MLA: Bancroft, George. "Ponce De Leon in Florida." Discovery and Exploration, 1000-1562, in America, Vol.1, Pp.217-220, Original Sources. 14 Apr. 2024.

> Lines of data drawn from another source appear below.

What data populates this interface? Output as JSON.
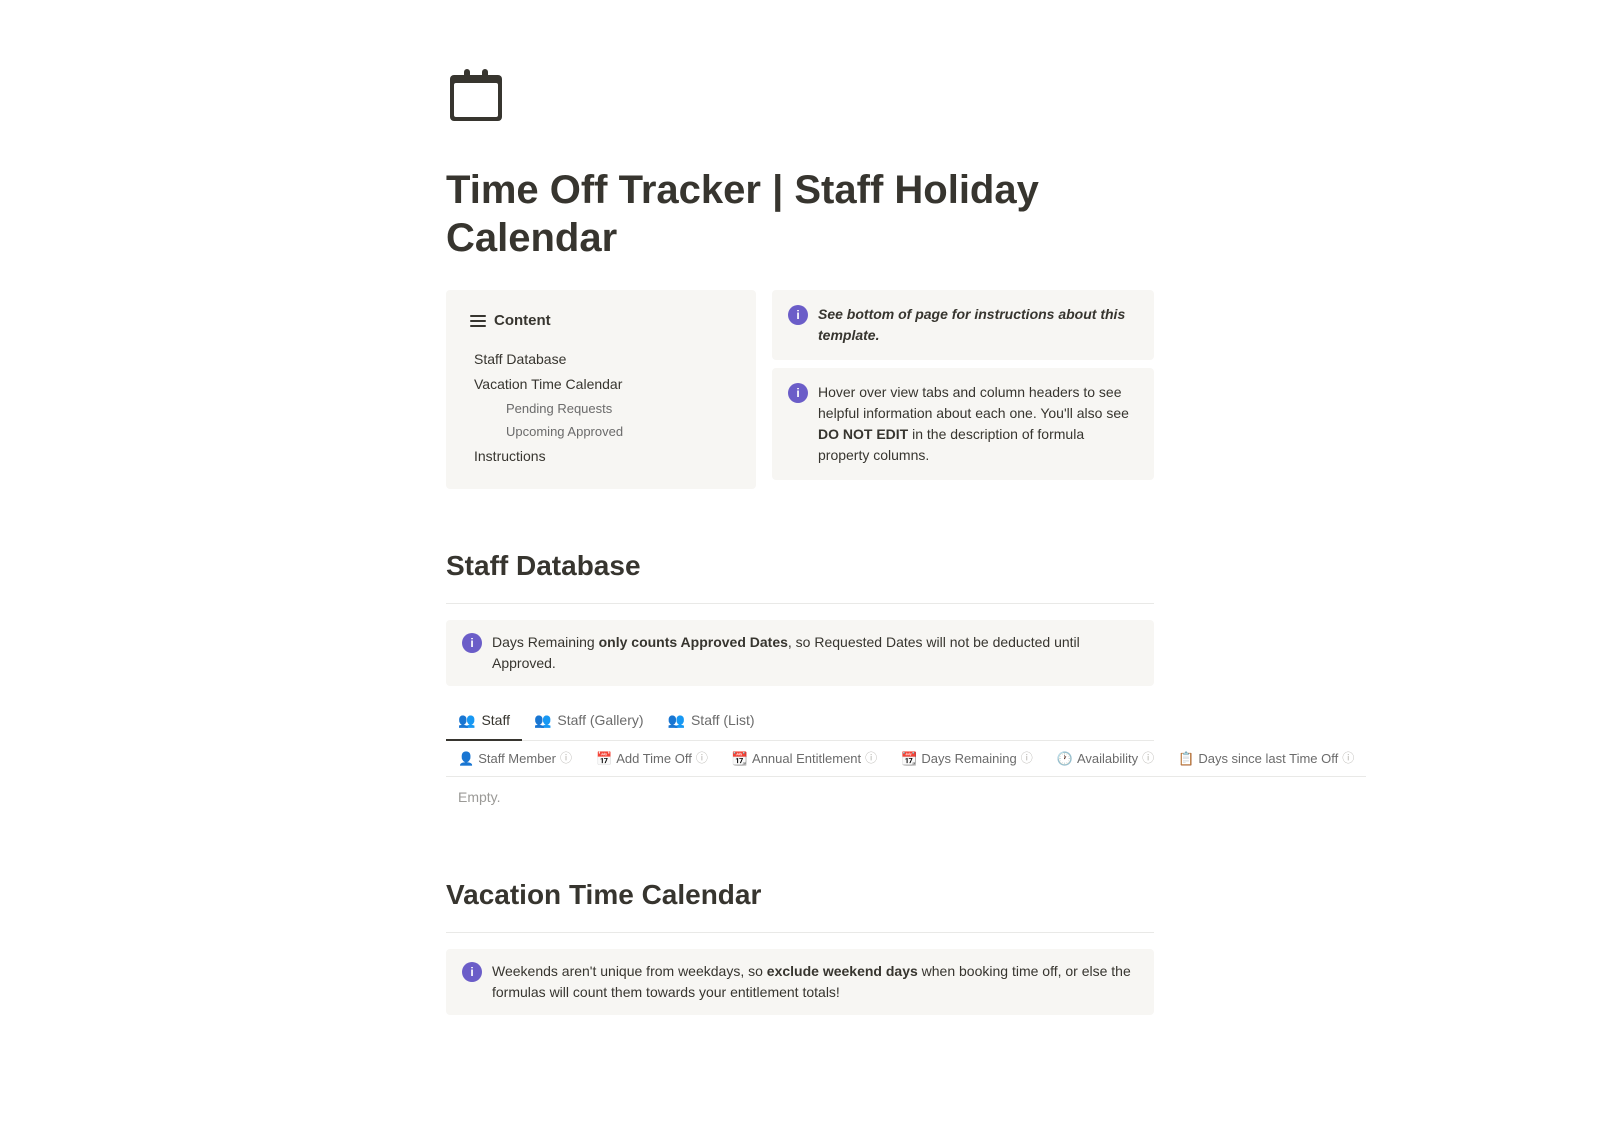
{
  "page": {
    "icon": "📅",
    "title": "Time Off Tracker | Staff Holiday Calendar"
  },
  "toc": {
    "header": "Content",
    "items": [
      {
        "label": "Staff Database",
        "level": 1
      },
      {
        "label": "Vacation Time Calendar",
        "level": 1
      },
      {
        "label": "Pending Requests",
        "level": 3
      },
      {
        "label": "Upcoming Approved",
        "level": 3
      },
      {
        "label": "Instructions",
        "level": 1
      }
    ]
  },
  "info_blocks": [
    {
      "id": "info1",
      "text_italic": "See bottom of page for instructions about this template."
    },
    {
      "id": "info2",
      "text_before": "Hover over view tabs and column headers to see helpful information about each one. You'll also see ",
      "text_bold": "DO NOT EDIT",
      "text_after": " in the description of formula property columns."
    }
  ],
  "staff_database": {
    "title": "Staff Database",
    "notice": {
      "text_before": "Days Remaining ",
      "text_bold": "only counts Approved Dates",
      "text_after": ", so Requested Dates will not be deducted until Approved."
    },
    "tabs": [
      {
        "label": "Staff",
        "active": true
      },
      {
        "label": "Staff (Gallery)",
        "active": false
      },
      {
        "label": "Staff (List)",
        "active": false
      }
    ],
    "columns": [
      {
        "label": "Staff Member",
        "has_info": true
      },
      {
        "label": "Add Time Off",
        "has_info": true
      },
      {
        "label": "Annual Entitlement",
        "has_info": true
      },
      {
        "label": "Days Remaining",
        "has_info": true
      },
      {
        "label": "Availability",
        "has_info": true
      },
      {
        "label": "Days since last Time Off",
        "has_info": true
      }
    ],
    "empty_text": "Empty."
  },
  "vacation_calendar": {
    "title": "Vacation Time Calendar",
    "notice": {
      "text_before": "Weekends aren't unique from weekdays, so ",
      "text_bold": "exclude weekend days",
      "text_after": " when booking time off, or else the formulas will count them towards your entitlement totals!"
    }
  },
  "icons": {
    "info": "ℹ",
    "people": "👥",
    "calendar_small": "📅",
    "clock": "🕐",
    "calendar_col": "📆",
    "person": "👤"
  }
}
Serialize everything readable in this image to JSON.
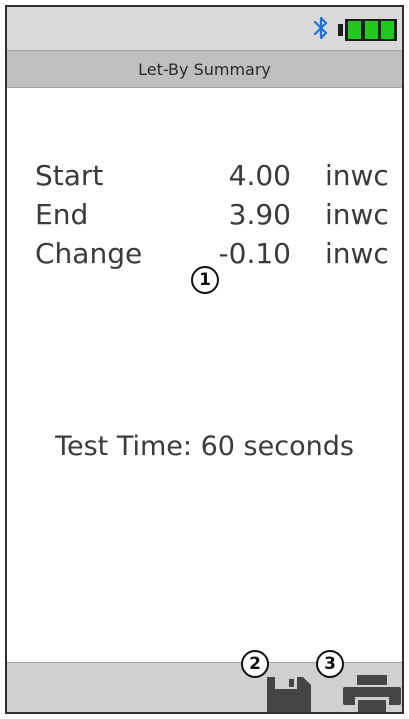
{
  "status": {
    "bluetooth_icon": "bluetooth-icon",
    "battery_icon": "battery-full-icon",
    "battery_level": 1.0,
    "bluetooth_color": "#1e73d8",
    "battery_fill_color": "#22c81e"
  },
  "header": {
    "title": "Let-By Summary"
  },
  "readings": [
    {
      "label": "Start",
      "value": "4.00",
      "unit": "inwc"
    },
    {
      "label": "End",
      "value": "3.90",
      "unit": "inwc"
    },
    {
      "label": "Change",
      "value": "-0.10",
      "unit": "inwc"
    }
  ],
  "test_time": "Test Time: 60 seconds",
  "callouts": {
    "one": "1",
    "two": "2",
    "three": "3"
  },
  "toolbar": {
    "save_icon": "floppy-disk-icon",
    "print_icon": "printer-icon"
  }
}
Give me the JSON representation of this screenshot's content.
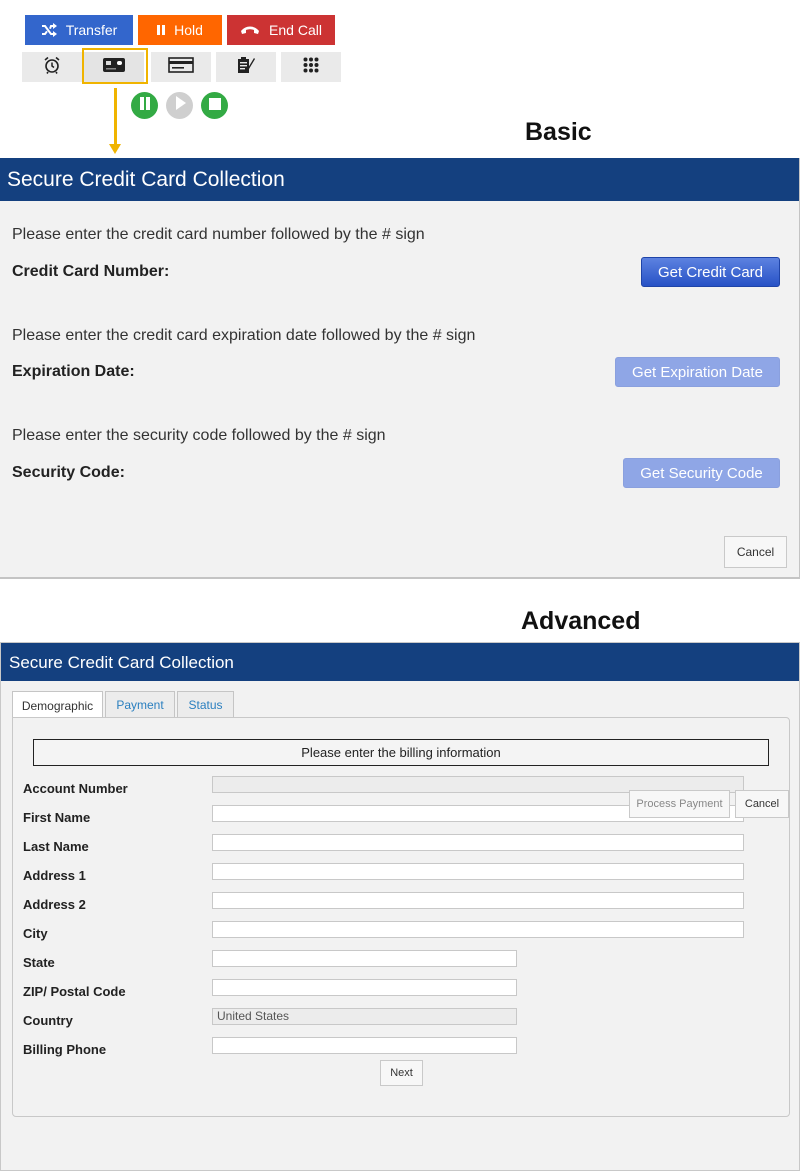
{
  "toolbar": {
    "transfer_label": "Transfer",
    "hold_label": "Hold",
    "end_call_label": "End Call"
  },
  "section_labels": {
    "basic": "Basic",
    "advanced": "Advanced"
  },
  "basic": {
    "title": "Secure Credit Card Collection",
    "card_prompt": "Please enter the credit card number followed by the # sign",
    "card_label": "Credit Card Number:",
    "card_button": "Get Credit Card",
    "exp_prompt": "Please enter the credit card expiration date followed by the # sign",
    "exp_label": "Expiration Date:",
    "exp_button": "Get Expiration Date",
    "sec_prompt": "Please enter the security code followed by the # sign",
    "sec_label": "Security Code:",
    "sec_button": "Get Security Code",
    "cancel": "Cancel"
  },
  "advanced": {
    "title": "Secure Credit Card Collection",
    "tabs": [
      "Demographic",
      "Payment",
      "Status"
    ],
    "banner": "Please enter the billing information",
    "fields": [
      {
        "label": "Account Number",
        "value": ""
      },
      {
        "label": "First Name",
        "value": ""
      },
      {
        "label": "Last Name",
        "value": ""
      },
      {
        "label": "Address 1",
        "value": ""
      },
      {
        "label": "Address 2",
        "value": ""
      },
      {
        "label": "City",
        "value": ""
      },
      {
        "label": "State",
        "value": ""
      },
      {
        "label": "ZIP/ Postal Code",
        "value": ""
      },
      {
        "label": "Country",
        "value": "United States"
      },
      {
        "label": "Billing Phone",
        "value": ""
      }
    ],
    "next": "Next",
    "process_payment": "Process Payment",
    "cancel": "Cancel"
  },
  "colors": {
    "header_blue": "#14407f",
    "transfer": "#3366cc",
    "hold": "#ff6600",
    "end_call": "#cc3333",
    "highlight": "#f0b400",
    "control_green": "#33aa44"
  }
}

Harvard: Bancroft, G, 'Ponce De Leon in Florida' in Discovery and Exploration, 1000-1562. cited in , America, Vol.1, Pp.217-220. Original Sources, retrieved 14 April 2024, from